Use editing software and stop annoying the streets with tripods.
Hang back. Don’t intrude. If you aren’t going to have sex with them, if you aren’t Diane Arbus, don’t stick a camera in strangers’ faces
Triangle, isosceles var. 1, 2
Creamy Rue Cardinal Lemoine
The year of Paris triangles
She wanted triangles that year and SV wanted to see what was cropped out.
So she decided not to declare any picture finished. It can’t be predicted which variation Stranger Viewer might like. Unlike painting, sculpting, and all other visual arts, making and displaying variations of an initial capture is fast and easy.
It didn’t occur to her until she noticed the reaction–from bemusement and helplessness to anger, that she sees now all the time, everywhere–that there is no invitation to take pictures of strangers. The entitlement of people and their cameras.

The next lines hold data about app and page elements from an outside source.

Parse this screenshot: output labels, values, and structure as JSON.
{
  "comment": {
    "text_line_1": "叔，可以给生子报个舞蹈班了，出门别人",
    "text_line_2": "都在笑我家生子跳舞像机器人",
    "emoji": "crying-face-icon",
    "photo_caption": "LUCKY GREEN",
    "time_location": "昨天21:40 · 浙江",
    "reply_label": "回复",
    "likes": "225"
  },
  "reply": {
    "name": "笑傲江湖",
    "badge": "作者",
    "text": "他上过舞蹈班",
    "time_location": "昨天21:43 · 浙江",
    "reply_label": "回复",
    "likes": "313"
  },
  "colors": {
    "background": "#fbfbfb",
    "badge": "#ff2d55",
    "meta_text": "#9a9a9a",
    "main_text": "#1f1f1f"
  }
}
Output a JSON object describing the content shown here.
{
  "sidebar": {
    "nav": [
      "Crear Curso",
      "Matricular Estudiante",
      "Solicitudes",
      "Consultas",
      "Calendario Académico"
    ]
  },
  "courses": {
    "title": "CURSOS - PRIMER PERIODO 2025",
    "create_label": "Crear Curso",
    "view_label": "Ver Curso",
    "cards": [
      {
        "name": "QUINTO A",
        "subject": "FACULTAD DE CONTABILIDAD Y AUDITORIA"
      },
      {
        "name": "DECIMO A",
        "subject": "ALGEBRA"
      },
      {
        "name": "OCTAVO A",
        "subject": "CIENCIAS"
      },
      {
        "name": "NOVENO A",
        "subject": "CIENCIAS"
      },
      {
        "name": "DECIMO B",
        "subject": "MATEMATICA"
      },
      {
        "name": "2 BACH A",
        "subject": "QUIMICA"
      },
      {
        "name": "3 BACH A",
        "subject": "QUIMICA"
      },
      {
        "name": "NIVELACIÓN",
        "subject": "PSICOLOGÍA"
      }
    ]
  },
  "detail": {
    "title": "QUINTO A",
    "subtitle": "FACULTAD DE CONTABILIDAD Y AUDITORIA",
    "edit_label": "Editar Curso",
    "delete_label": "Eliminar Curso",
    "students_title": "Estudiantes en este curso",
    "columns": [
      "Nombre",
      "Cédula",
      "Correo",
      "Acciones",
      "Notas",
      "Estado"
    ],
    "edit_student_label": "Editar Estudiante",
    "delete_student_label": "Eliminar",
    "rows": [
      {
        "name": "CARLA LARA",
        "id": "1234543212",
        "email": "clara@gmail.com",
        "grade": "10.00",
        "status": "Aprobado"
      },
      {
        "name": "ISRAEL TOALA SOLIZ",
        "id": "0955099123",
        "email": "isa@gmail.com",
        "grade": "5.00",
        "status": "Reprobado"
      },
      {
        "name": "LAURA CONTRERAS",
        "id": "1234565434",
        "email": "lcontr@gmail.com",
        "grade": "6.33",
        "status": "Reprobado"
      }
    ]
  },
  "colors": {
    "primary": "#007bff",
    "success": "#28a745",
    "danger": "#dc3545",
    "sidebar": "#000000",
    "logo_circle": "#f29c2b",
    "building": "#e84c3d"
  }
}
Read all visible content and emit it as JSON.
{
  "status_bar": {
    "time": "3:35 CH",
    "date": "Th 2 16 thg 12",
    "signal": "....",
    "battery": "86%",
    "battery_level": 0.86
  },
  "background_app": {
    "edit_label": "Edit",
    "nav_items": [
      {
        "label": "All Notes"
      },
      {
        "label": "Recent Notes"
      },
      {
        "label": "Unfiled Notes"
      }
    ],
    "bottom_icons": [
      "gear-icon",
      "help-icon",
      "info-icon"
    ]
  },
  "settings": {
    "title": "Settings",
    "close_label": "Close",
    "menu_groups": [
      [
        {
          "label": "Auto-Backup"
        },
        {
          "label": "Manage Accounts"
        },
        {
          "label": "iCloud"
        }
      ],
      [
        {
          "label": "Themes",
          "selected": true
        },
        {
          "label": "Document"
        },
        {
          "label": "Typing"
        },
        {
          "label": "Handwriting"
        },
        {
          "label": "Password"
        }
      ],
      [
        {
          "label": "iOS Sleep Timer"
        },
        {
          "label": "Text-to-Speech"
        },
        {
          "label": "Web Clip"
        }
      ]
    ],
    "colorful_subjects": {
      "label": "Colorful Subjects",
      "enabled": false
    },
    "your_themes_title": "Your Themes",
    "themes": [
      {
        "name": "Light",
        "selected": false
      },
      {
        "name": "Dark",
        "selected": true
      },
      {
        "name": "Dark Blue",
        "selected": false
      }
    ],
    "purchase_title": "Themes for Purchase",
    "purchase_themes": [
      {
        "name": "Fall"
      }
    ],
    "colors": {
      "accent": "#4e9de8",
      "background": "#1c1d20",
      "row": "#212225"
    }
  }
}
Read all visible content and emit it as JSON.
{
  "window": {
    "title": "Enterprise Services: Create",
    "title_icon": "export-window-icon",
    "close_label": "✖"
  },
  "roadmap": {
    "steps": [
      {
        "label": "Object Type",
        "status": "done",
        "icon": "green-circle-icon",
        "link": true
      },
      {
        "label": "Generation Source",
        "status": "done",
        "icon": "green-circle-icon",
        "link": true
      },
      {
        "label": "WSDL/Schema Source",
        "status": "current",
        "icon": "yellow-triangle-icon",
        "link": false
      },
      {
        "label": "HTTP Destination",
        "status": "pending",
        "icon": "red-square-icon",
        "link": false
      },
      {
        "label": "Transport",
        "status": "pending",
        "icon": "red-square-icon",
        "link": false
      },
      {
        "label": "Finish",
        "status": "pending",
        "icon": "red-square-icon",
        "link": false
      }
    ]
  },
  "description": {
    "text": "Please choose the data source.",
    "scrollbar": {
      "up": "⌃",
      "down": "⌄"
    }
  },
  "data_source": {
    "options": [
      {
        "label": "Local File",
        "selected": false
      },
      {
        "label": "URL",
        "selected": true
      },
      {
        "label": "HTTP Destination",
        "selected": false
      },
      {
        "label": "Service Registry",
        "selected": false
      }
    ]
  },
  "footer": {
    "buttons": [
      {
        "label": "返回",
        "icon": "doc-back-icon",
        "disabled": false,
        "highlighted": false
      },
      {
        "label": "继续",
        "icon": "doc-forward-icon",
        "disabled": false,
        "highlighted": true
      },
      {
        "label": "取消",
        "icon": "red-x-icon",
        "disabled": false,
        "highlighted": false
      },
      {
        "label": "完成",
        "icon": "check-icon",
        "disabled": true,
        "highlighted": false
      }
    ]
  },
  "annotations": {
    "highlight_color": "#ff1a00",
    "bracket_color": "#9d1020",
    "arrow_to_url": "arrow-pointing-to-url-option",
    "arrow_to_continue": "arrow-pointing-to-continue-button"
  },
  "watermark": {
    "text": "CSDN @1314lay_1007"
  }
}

It’s an annoying presumption common to professional photographers and tourists alike. Pro or tourist, most imagine it’s okay to aim a camera up close in people’s faces and call it “street photography”.
Taking pictures without offering sex? Diane Arbus deferred to others’ desire, photos after, in Mrs. Carveth’s opinion the proper way, for those who are driven to do “street” photography, to justify pushing a machine into a stranger’s face to get a souvenir.